6. Avoid self-medicating. Remain true to yourself.
If there has been a loss of any kind—a job, a loved one, a marriage, mobility / health—the urge to “escape” and self-medicate with food, sugar, alcohol, drugs, sex or electronic distraction, can be overwhelming. The cultural pressure to be social, festive, “happy” and “on” during the holidays only exacerbates this urge, especially if we buy into the idea that everyone else is having a “perfect” holiday.
If you are feeling overwhelmed, sad, angry or lonely…say it, write it, own it. If you need time and space to heal from a loss, decline invitations without apology. If you don’t feel like visiting relatives or friends, who you know will leave you feeling drained (and craving a drink!), don’t do it.
Do you find yourself desperate to numb your pain? This is the time to seek support, whether through a friend(s), therapist or support group (online or in-person). Being proactive in seeking and accepting support is a sign of strength—not weakness.
7. Reframe. Reframe. Reframe.
Your thoughts become your reality. Thoughts influence how you feel and how you behave.
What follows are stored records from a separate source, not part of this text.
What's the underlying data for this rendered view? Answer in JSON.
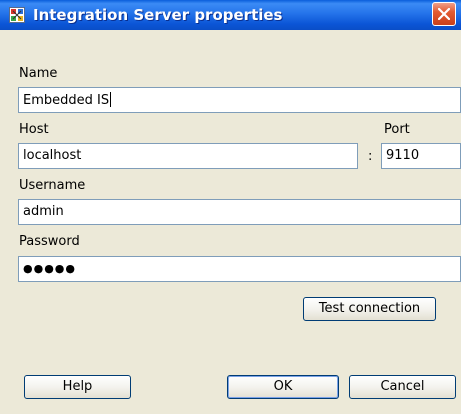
{
  "window": {
    "title": "Integration Server properties",
    "icon": "app-icon",
    "close_icon": "close-icon"
  },
  "form": {
    "name_label": "Name",
    "name_value": "Embedded IS",
    "host_label": "Host",
    "host_value": "localhost",
    "separator": ":",
    "port_label": "Port",
    "port_value": "9110",
    "username_label": "Username",
    "username_value": "admin",
    "password_label": "Password",
    "password_value": "●●●●●"
  },
  "buttons": {
    "test_connection": "Test connection",
    "help": "Help",
    "ok": "OK",
    "cancel": "Cancel"
  },
  "colors": {
    "titlebar": "#0b55d6",
    "dialog_bg": "#ece9d8",
    "field_border": "#7f9db9",
    "close_button": "#e35b32"
  }
}
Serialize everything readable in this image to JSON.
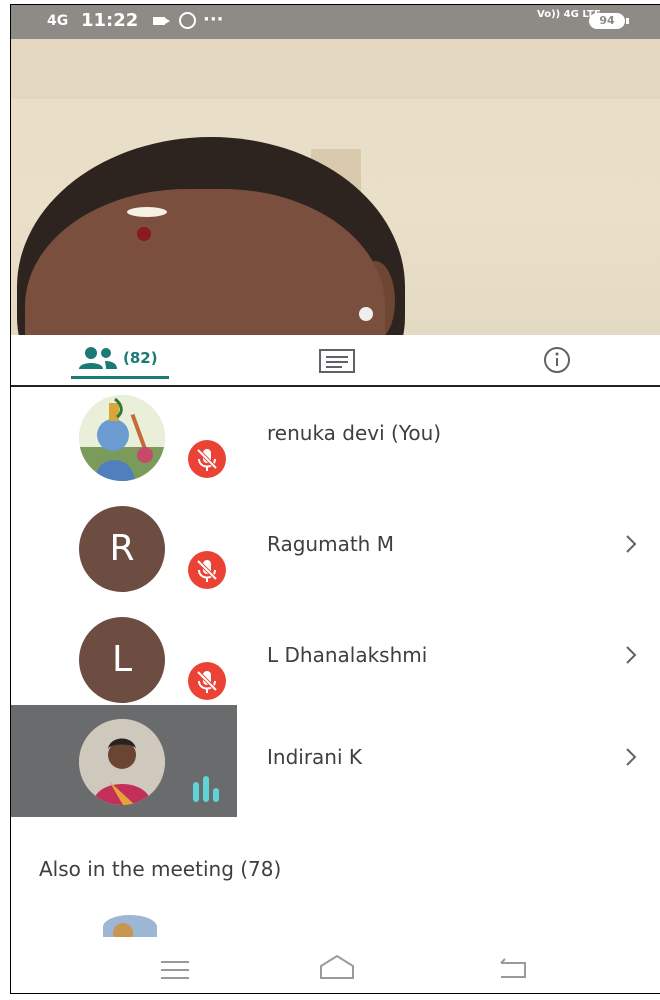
{
  "status_bar": {
    "signal": "4G",
    "time": "11:22",
    "more": "···",
    "network": "Vo)) 4G LTE",
    "battery": "94"
  },
  "tabs": {
    "people_count": "(82)"
  },
  "participants": [
    {
      "name": "renuka devi (You)",
      "avatar": "krishna-picture",
      "muted": true,
      "has_arrow": false
    },
    {
      "name": "Ragumath M",
      "initial": "R",
      "muted": true,
      "has_arrow": true
    },
    {
      "name": "L Dhanalakshmi",
      "initial": "L",
      "muted": true,
      "has_arrow": true
    },
    {
      "name": "Indirani K",
      "avatar": "photo",
      "speaking": true,
      "has_arrow": true
    }
  ],
  "also_in_meeting": "Also in the meeting (78)",
  "colors": {
    "accent": "#1a7a74",
    "mute_red": "#ea4335",
    "avatar_brown": "#6d4c41",
    "speaking_cyan": "#5fd3d6"
  }
}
When you are able to acknowledge your thoughts and identify any negative thought patterns, you can then transform them.
For example, if you decide to celebrate Christmas at home this year instead of traveling to a distant family gathering, you may think: “I am such a bad daughter (or son). Everyone is going to think I’m a jerk for not making the effort to travel.” Reframe. “I need this time with my family (or friends). And I am looking forward to a relaxing, intimate and meaningful holiday celebration at home.”
Be very, very kind to yourself this month.